In her first novel in ten years, Robison (Believe Them; Oh!) delivers a sparkling valentine about a Harvard poetess and her great love for a drunken Dean Moriarty type, at his best when he's on the road. Paige Deveaux, improbably beautiful for a teacher of verse at Harvard, finds her husband Raf almost fatally charming. Fatally, because he's missing much of the time. This time she tracks him down in Houston with the help of his old Princeton buddy, a laconic street-cowboy named Raymond. Before attractive Raf decides to dry out, however, he takes Paige on a tour of the dark side of Houston--quoting Keats and showing her sniff (glue-sniffing) houses for Mexican kids. "" 'The palace is surrounded,' he said. 'The servants are plenty pissed.' "" A Princeton and Oxford-educated philosopher, Raf is consumed by things like the collapse of civilization and cosmic emptiness.
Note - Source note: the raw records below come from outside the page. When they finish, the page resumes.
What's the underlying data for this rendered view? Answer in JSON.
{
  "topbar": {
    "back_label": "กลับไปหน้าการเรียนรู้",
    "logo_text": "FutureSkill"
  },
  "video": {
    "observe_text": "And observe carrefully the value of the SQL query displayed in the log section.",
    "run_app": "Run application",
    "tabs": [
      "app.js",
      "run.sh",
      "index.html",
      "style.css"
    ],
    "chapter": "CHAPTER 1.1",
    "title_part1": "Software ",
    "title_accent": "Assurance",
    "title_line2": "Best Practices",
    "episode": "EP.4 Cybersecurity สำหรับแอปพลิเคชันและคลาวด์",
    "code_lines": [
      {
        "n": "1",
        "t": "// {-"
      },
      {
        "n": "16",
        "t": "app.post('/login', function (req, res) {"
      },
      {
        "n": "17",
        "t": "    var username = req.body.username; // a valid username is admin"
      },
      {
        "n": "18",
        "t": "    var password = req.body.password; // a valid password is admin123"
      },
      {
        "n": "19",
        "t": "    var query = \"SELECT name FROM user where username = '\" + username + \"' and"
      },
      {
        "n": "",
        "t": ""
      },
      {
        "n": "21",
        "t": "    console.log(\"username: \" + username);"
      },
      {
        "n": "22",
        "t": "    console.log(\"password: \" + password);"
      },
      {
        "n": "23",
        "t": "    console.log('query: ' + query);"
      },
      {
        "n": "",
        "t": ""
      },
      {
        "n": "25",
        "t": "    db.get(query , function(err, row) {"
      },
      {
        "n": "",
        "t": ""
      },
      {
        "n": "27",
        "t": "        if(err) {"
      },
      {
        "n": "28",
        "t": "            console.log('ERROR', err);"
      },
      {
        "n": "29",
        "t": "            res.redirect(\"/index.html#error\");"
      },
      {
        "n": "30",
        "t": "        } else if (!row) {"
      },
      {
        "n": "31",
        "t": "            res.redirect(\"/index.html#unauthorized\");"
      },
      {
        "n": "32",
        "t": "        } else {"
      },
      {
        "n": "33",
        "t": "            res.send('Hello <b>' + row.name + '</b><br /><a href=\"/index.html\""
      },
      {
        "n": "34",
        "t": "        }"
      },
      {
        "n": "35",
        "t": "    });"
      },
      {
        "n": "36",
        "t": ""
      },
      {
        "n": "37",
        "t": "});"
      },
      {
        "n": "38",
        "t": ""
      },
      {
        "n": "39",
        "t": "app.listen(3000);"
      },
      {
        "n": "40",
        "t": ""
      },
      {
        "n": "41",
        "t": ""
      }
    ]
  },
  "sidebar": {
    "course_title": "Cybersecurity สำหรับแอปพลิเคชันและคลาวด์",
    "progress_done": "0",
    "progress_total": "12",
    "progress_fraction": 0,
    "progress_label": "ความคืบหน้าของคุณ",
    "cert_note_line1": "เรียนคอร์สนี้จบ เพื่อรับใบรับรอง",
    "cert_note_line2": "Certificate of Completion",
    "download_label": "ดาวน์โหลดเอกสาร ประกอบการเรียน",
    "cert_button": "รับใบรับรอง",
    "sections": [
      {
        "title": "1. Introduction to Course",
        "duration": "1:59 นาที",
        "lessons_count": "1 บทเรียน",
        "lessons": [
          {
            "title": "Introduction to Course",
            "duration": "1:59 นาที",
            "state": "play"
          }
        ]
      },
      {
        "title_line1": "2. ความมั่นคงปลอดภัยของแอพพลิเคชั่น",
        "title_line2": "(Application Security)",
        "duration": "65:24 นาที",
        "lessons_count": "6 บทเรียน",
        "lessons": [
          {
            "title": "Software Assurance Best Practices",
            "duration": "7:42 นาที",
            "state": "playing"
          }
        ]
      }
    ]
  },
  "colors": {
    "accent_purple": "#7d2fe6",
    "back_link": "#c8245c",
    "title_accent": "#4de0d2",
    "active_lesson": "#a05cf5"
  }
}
He drinks himself silly, yet ""he does his best work in the air,"" capturing everyone's heart with his verbal and emotional radiance. ""I thought how even when Raf was deadstill, he had an intensity out of which someone could interpret a world."" When he ditches Paige in Houston, she follows him home to Brookline--only to be followed by lanky Raymond. Holed up in her pot-smoking mother's inn during a raging New England blizzard, the poetess reaches a kind of peace--the kind that is shattered the moment she sees Raf's haggard, lovable profile again. A funny, beautifully written novel, dry and bubbly as good champagne.

Pub Date: Feb. 15th, 1990
Publisher: Knopf